Set down the data below in full, exactly as it reads, but without the pictures.

**** DATA TO EXAMINE ****

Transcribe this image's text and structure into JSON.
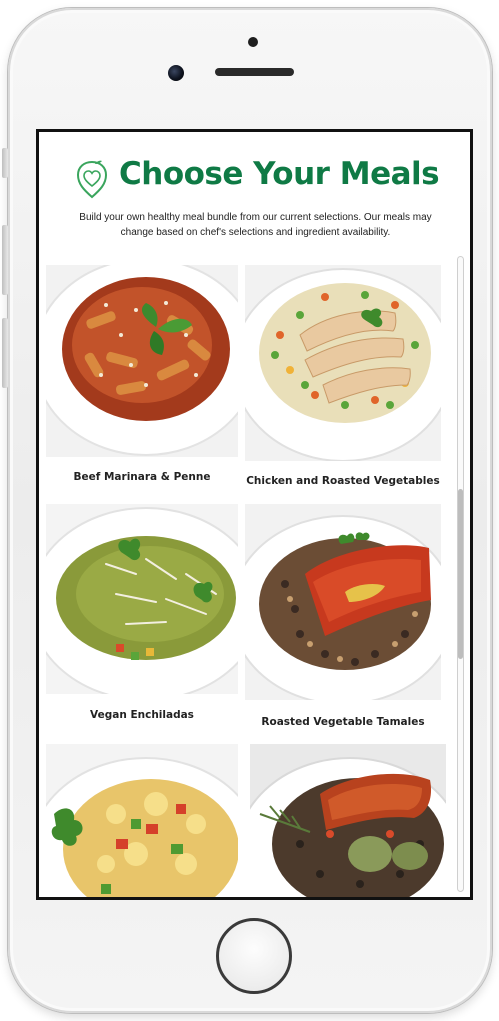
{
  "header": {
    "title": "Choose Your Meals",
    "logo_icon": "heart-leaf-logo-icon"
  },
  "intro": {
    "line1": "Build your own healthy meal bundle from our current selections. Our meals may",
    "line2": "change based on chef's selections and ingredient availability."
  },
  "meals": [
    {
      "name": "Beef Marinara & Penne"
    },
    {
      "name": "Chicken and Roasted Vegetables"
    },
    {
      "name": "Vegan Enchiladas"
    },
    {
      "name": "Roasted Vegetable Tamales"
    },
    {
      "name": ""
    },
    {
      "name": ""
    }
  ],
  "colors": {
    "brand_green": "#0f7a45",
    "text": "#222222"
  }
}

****

● **TASK RESULT**:
Transcribe this image's text and structure into JSON.
{
  "header": {
    "title": "Choose Your Meals",
    "logo_icon": "heart-leaf-logo-icon"
  },
  "intro": {
    "line1": "Build your own healthy meal bundle from our current selections. Our meals may",
    "line2": "change based on chef's selections and ingredient availability."
  },
  "meals": [
    {
      "name": "Beef Marinara & Penne"
    },
    {
      "name": "Chicken and Roasted Vegetables"
    },
    {
      "name": "Vegan Enchiladas"
    },
    {
      "name": "Roasted Vegetable Tamales"
    },
    {
      "name": ""
    },
    {
      "name": ""
    }
  ],
  "colors": {
    "brand_green": "#0f7a45",
    "text": "#222222"
  }
}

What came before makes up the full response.